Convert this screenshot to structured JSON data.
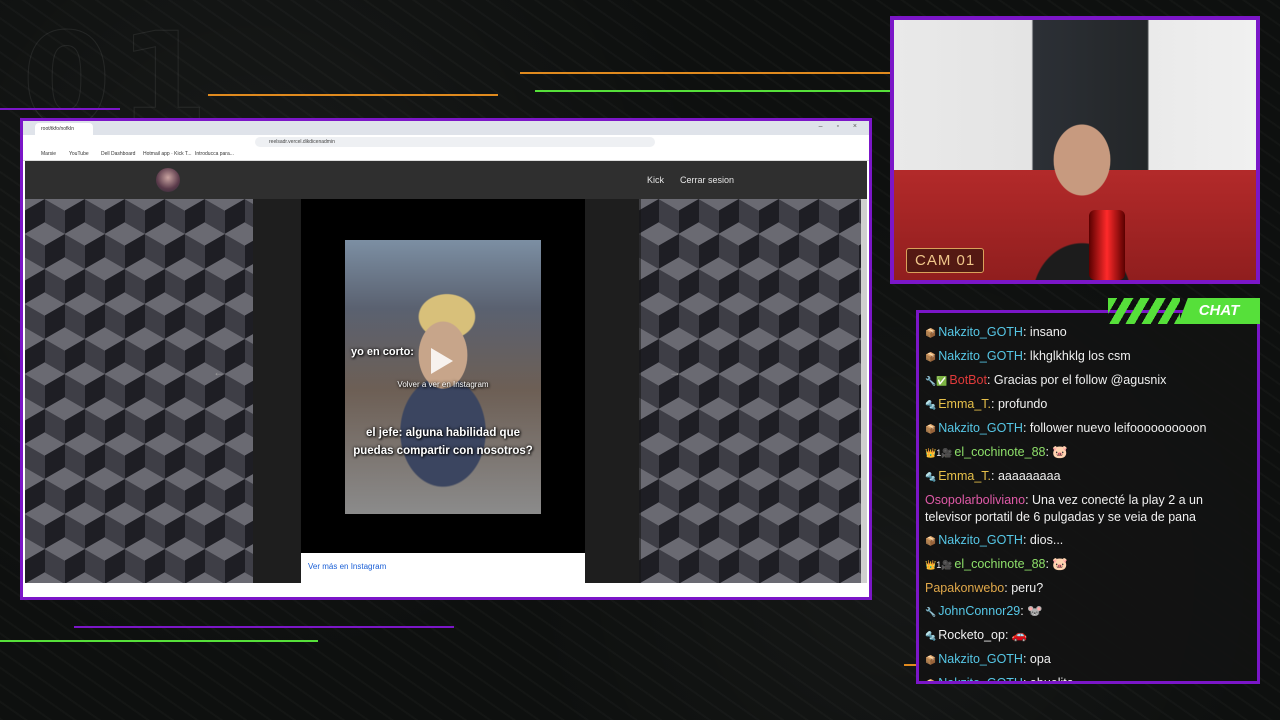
{
  "overlay": {
    "big_number": "01",
    "cam_label": "CAM 01",
    "chat_label": "CHAT",
    "colors": {
      "frame": "#7b16c8",
      "accent_green": "#56e03a",
      "accent_orange": "#e08a1e"
    }
  },
  "browser": {
    "tab_title": "root/tkfo/nofkIn",
    "address": "reelsadr.vercel.dikdicenadmin",
    "window_buttons": "– ▫ ×",
    "bookmarks": [
      "Marsie",
      "YouTube",
      "Dell Dashboard",
      "Hotmail app · Kick T...",
      "Introducca para..."
    ]
  },
  "site": {
    "nav_links": [
      "Kick",
      "Cerrar sesion"
    ],
    "prev_arrow": "←",
    "next_arrow": "→",
    "embed": {
      "caption_top": "yo en corto:",
      "rewatch": "Volver a ver en Instagram",
      "caption_bottom": "el jefe: alguna habilidad que puedas compartir con nosotros?",
      "footer_link": "Ver más en Instagram"
    }
  },
  "chat": {
    "messages": [
      {
        "icons": "📦",
        "user": "Nakzito_GOTH",
        "user_color": "#56c7e6",
        "text": "insano"
      },
      {
        "icons": "📦",
        "user": "Nakzito_GOTH",
        "user_color": "#56c7e6",
        "text": "lkhglkhklg los csm"
      },
      {
        "icons": "🔧✅",
        "user": "BotBot",
        "user_color": "#e03a3a",
        "text": "Gracias por el follow @agusnix"
      },
      {
        "icons": "🔩",
        "user": "Emma_T.",
        "user_color": "#e6c04a",
        "text": "profundo"
      },
      {
        "icons": "📦",
        "user": "Nakzito_GOTH",
        "user_color": "#56c7e6",
        "text": "follower nuevo leifoooooooooon"
      },
      {
        "icons": "👑1🎥",
        "user": "el_cochinote_88",
        "user_color": "#8ee06a",
        "text": "🐷"
      },
      {
        "icons": "🔩",
        "user": "Emma_T.",
        "user_color": "#e6c04a",
        "text": "aaaaaaaaa"
      },
      {
        "icons": "",
        "user": "Osopolarboliviano",
        "user_color": "#e05aa8",
        "text": "Una vez conecté la play 2 a un televisor portatil de 6 pulgadas y se veia de pana",
        "wrap": true
      },
      {
        "icons": "📦",
        "user": "Nakzito_GOTH",
        "user_color": "#56c7e6",
        "text": "dios..."
      },
      {
        "icons": "👑1🎥",
        "user": "el_cochinote_88",
        "user_color": "#8ee06a",
        "text": "🐷"
      },
      {
        "icons": "",
        "user": "Papakonwebo",
        "user_color": "#e0a84a",
        "text": "peru?"
      },
      {
        "icons": "🔧",
        "user": "JohnConnor29",
        "user_color": "#56c7e6",
        "text": "🐭"
      },
      {
        "icons": "🔩",
        "user": "Rocketo_op",
        "user_color": "#f0f0f0",
        "text": "🚗"
      },
      {
        "icons": "📦",
        "user": "Nakzito_GOTH",
        "user_color": "#56c7e6",
        "text": "opa"
      },
      {
        "icons": "📦",
        "user": "Nakzito_GOTH",
        "user_color": "#56c7e6",
        "text": "abuelita"
      }
    ]
  }
}
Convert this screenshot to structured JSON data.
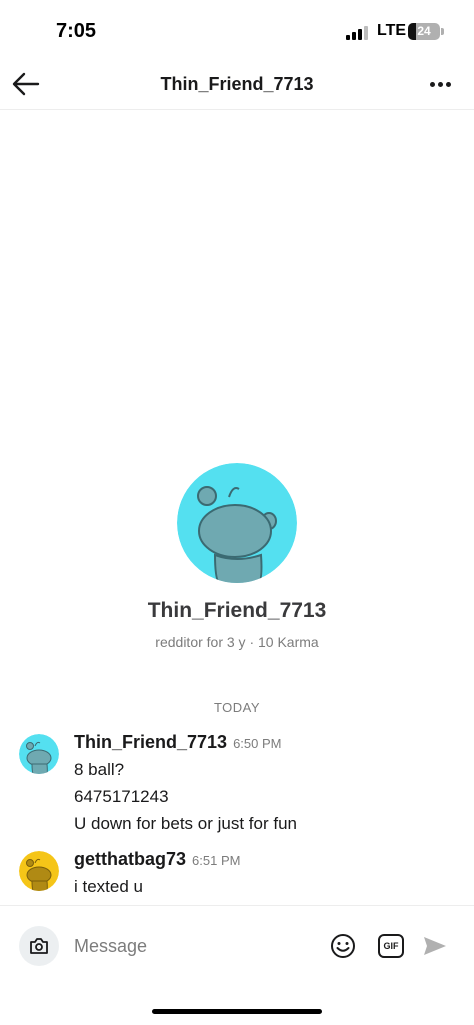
{
  "status_bar": {
    "time": "7:05",
    "network": "LTE",
    "battery_level": "24",
    "battery_fraction": 0.24,
    "signal_bars_active": 3,
    "signal_bars_total": 4
  },
  "header": {
    "title": "Thin_Friend_7713",
    "back_icon": "arrow-left-icon",
    "more_icon": "more-horizontal-icon"
  },
  "profile": {
    "username": "Thin_Friend_7713",
    "meta": "redditor for 3 y · 10 Karma",
    "avatar_color": "#54e0f0",
    "avatar_icon": "snoo-avatar-icon"
  },
  "date_divider": "TODAY",
  "messages": [
    {
      "author": "Thin_Friend_7713",
      "time": "6:50 PM",
      "avatar_color": "#54e0f0",
      "lines": [
        "8 ball?",
        "6475171243",
        "U down for bets or just for fun"
      ]
    },
    {
      "author": "getthatbag73",
      "time": "6:51 PM",
      "avatar_color": "#f5c518",
      "lines": [
        "i texted u"
      ]
    }
  ],
  "composer": {
    "placeholder": "Message",
    "gif_label": "GIF",
    "camera_icon": "camera-icon",
    "emoji_icon": "smiley-icon",
    "send_icon": "send-icon"
  },
  "colors": {
    "text_primary": "#1a1a1b",
    "text_secondary": "#7c7c7c",
    "divider": "#ededed",
    "send_disabled": "#b0b0b0"
  }
}
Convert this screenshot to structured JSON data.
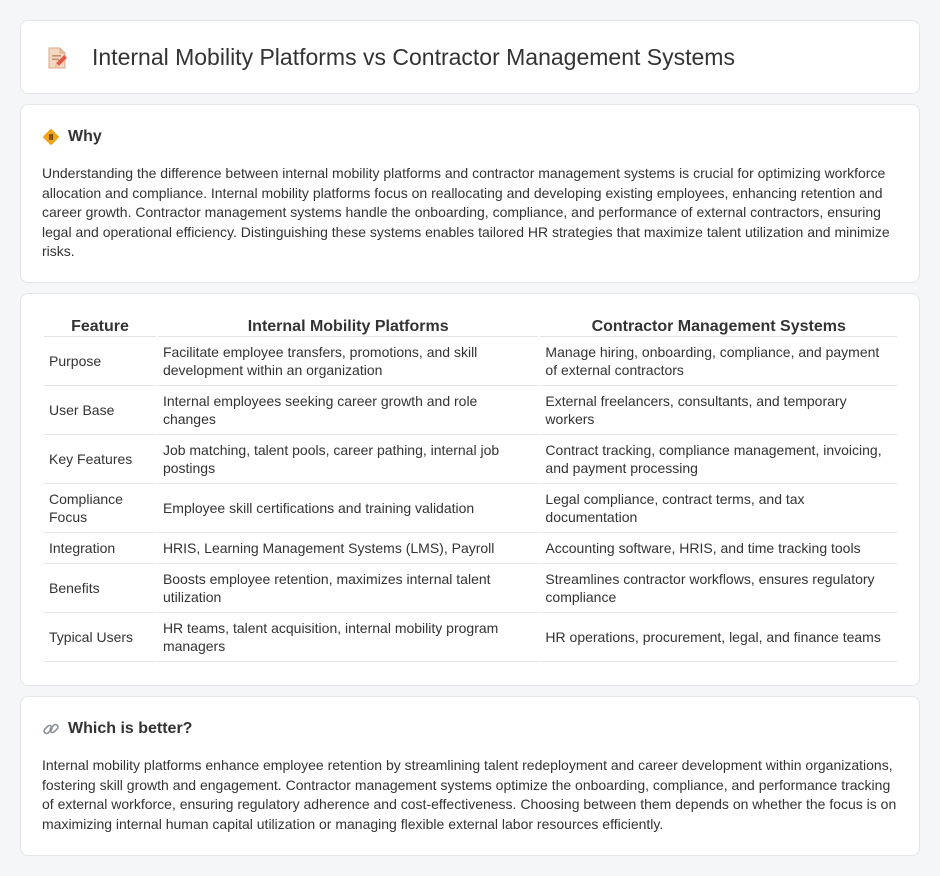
{
  "page": {
    "title": "Internal Mobility Platforms vs Contractor Management Systems",
    "header_icon": "document-pencil-icon"
  },
  "why": {
    "icon": "diamond-warning-icon",
    "heading": "Why",
    "text": "Understanding the difference between internal mobility platforms and contractor management systems is crucial for optimizing workforce allocation and compliance. Internal mobility platforms focus on reallocating and developing existing employees, enhancing retention and career growth. Contractor management systems handle the onboarding, compliance, and performance of external contractors, ensuring legal and operational efficiency. Distinguishing these systems enables tailored HR strategies that maximize talent utilization and minimize risks."
  },
  "table": {
    "headers": [
      "Feature",
      "Internal Mobility Platforms",
      "Contractor Management Systems"
    ],
    "rows": [
      [
        "Purpose",
        "Facilitate employee transfers, promotions, and skill development within an organization",
        "Manage hiring, onboarding, compliance, and payment of external contractors"
      ],
      [
        "User Base",
        "Internal employees seeking career growth and role changes",
        "External freelancers, consultants, and temporary workers"
      ],
      [
        "Key Features",
        "Job matching, talent pools, career pathing, internal job postings",
        "Contract tracking, compliance management, invoicing, and payment processing"
      ],
      [
        "Compliance Focus",
        "Employee skill certifications and training validation",
        "Legal compliance, contract terms, and tax documentation"
      ],
      [
        "Integration",
        "HRIS, Learning Management Systems (LMS), Payroll",
        "Accounting software, HRIS, and time tracking tools"
      ],
      [
        "Benefits",
        "Boosts employee retention, maximizes internal talent utilization",
        "Streamlines contractor workflows, ensures regulatory compliance"
      ],
      [
        "Typical Users",
        "HR teams, talent acquisition, internal mobility program managers",
        "HR operations, procurement, legal, and finance teams"
      ]
    ]
  },
  "better": {
    "icon": "link-icon",
    "heading": "Which is better?",
    "text": "Internal mobility platforms enhance employee retention by streamlining talent redeployment and career development within organizations, fostering skill growth and engagement. Contractor management systems optimize the onboarding, compliance, and performance tracking of external workforce, ensuring regulatory adherence and cost-effectiveness. Choosing between them depends on whether the focus is on maximizing internal human capital utilization or managing flexible external labor resources efficiently."
  }
}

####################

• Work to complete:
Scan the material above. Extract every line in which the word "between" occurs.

• Solution to this problem:
    "text": "Understanding the difference between internal mobility platforms and contractor management systems is crucial for optimizing workforce allocation and compliance. Internal mobility platforms focus on reallocating and developing existing employees, enhancing retention and career growth. Contractor management systems handle the onboarding, compliance, and performance of external contractors, ensuring legal and operational efficiency. Distinguishing these systems enables tailored HR strategies that maximize talent utilization and minimize risks."
    "text": "Internal mobility platforms enhance employee retention by streamlining talent redeployment and career development within organizations, fostering skill growth and engagement. Contractor management systems optimize the onboarding, compliance, and performance tracking of external workforce, ensuring regulatory adherence and cost-effectiveness. Choosing between them depends on whether the focus is on maximizing internal human capital utilization or managing flexible external labor resources efficiently."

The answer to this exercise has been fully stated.